        Our brains process hundreds of thousands of pieces of information daily. We unconsciously categorize and format that information into patterns that feel familiar to us. Aspects such as gender, disability, class, sexuality, body shape and size, ethnicity, and what someone does for a job can all quickly influence decisions we make about people and the relationships we choose to form. Our unconscious bias can be very subtle and go unnoticed..

        We naturally tend to gravitate towards people similar to ourselves, favoring people who we see as belonging to the same “group” as us. Being able to make a quick decision about whether someone is part of your group and distinguish friend from foe was what helped early humans to survive. Conversely, we don’t automatically favor people who we don’t immediately relate to or easily connect with.

        The downside of that human instinct to seek out similar people is the potential for prejudice, which seems to be hard-wired into human cognition, no matter how open-minded we believe ourselves to be. And these stereotypes we create can be wrong. If we only spend our time with and employ people similar to ourselves, it can create prejudices, as well as stifle fresh thinking and innovation.

        We may feel more natural or comfortable working with other people who share our own background and/or opinions than collaborating with people who don’t look, talk, or think like us. However, diversity is not just morally right; having a mix of different people and perspectives that can be genuinely heard is also a valuable way to counter groupthink. Diversity stretches us to think more critically and creatively.

        7. Trust Yourself

        It is possible to learn how to truly trust yourself[3]. Like any talent or skill, practicing trusting your gut is the best way to get really good at it. When people talk about having great intuition or being good decision-makers, it’s because they’ve worked at honing those skills, made mistakes, learned from them, and tried again.

        Advertising

        Looking back at decisions you’ve made, what you did, what the outcome was, and what you’ve learned can help you become a stronger decision maker and develop solid self-trust and resilience. Making a mistake does not mean you are not great at decision-making; it’s a chance to grow and learn, and the only mistake is to ignore the lesson in that experience.

        If you are in the habit of asking others for their input, then the trick here is to choose your inner circle wisely. Having a sounding board of people who have your best interests at heart is a valuable asset, and, combined with your own excellent instincts, can make you a champion decision maker.

        The Bottom Line

        The above tips are all actionable and easy to start immediately. It’s simply about switching your thinking around, slowing down, and taking great care of this amazing machine that is your body and mind!

        Learning how to trust your gut is one of the most fundamental ways to make decisions that will help you lead the life you want and need. Tune into what your body is telling you and start making good decisions today.

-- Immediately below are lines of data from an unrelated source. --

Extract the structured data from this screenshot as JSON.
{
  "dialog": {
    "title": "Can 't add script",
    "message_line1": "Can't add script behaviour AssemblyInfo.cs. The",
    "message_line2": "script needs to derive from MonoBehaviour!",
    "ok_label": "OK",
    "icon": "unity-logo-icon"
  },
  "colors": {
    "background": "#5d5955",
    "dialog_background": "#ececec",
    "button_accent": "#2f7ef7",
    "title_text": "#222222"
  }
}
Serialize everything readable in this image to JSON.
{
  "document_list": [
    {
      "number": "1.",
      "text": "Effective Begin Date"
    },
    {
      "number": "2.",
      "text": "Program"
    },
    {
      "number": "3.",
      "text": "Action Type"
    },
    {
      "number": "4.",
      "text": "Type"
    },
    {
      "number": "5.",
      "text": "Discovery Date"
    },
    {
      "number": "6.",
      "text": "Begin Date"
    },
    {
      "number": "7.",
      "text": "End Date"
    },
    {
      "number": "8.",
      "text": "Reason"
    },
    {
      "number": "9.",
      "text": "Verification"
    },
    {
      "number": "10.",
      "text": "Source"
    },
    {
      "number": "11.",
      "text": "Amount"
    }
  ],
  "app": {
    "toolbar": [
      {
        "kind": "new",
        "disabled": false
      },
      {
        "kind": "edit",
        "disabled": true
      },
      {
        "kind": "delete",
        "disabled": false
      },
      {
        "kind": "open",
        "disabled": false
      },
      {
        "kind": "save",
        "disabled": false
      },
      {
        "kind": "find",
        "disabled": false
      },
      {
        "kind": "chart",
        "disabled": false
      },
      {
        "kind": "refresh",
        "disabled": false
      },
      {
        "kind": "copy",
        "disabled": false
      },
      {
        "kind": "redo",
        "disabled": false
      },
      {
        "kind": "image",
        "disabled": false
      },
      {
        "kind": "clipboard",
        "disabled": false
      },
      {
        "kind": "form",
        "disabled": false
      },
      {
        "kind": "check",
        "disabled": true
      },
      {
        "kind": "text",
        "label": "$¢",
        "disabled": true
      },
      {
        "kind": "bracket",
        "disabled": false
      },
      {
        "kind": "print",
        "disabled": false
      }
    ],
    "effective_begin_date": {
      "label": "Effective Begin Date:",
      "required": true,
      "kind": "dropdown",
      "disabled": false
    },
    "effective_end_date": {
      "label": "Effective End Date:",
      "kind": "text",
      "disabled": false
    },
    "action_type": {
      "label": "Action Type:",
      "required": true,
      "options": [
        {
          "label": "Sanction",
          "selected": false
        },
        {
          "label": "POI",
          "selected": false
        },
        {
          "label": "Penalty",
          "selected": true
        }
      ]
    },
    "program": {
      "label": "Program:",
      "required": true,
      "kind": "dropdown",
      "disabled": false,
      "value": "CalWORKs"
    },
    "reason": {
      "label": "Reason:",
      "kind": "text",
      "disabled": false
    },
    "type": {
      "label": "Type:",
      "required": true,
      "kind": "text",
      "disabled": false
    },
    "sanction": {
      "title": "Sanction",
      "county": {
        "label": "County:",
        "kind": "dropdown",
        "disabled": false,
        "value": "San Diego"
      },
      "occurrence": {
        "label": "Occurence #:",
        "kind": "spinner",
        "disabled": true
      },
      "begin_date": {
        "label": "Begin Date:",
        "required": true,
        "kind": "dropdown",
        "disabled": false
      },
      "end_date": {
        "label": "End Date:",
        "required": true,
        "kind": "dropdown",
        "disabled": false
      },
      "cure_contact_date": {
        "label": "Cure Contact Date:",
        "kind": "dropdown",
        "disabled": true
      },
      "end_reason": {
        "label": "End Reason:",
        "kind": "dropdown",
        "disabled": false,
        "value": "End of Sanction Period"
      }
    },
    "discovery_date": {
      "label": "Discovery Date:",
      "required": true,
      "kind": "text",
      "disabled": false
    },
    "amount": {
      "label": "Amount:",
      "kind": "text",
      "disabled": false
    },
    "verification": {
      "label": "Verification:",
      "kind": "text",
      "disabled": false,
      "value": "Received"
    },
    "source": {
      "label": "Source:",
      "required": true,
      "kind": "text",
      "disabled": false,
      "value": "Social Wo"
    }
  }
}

        More Tips on How to Trust Your Gut

        Featured photo credit: Acy Varlan via unsplash.com

        Reference

        [1] Science of People: Learn to Trust Your Gut Instincts: The Science Behind Thin-slicing
        [2] Harvard Health Publishing: The gut-brain connection
        [3] Psych Central: 3 Ways to Develop Self-Trust

        Read Next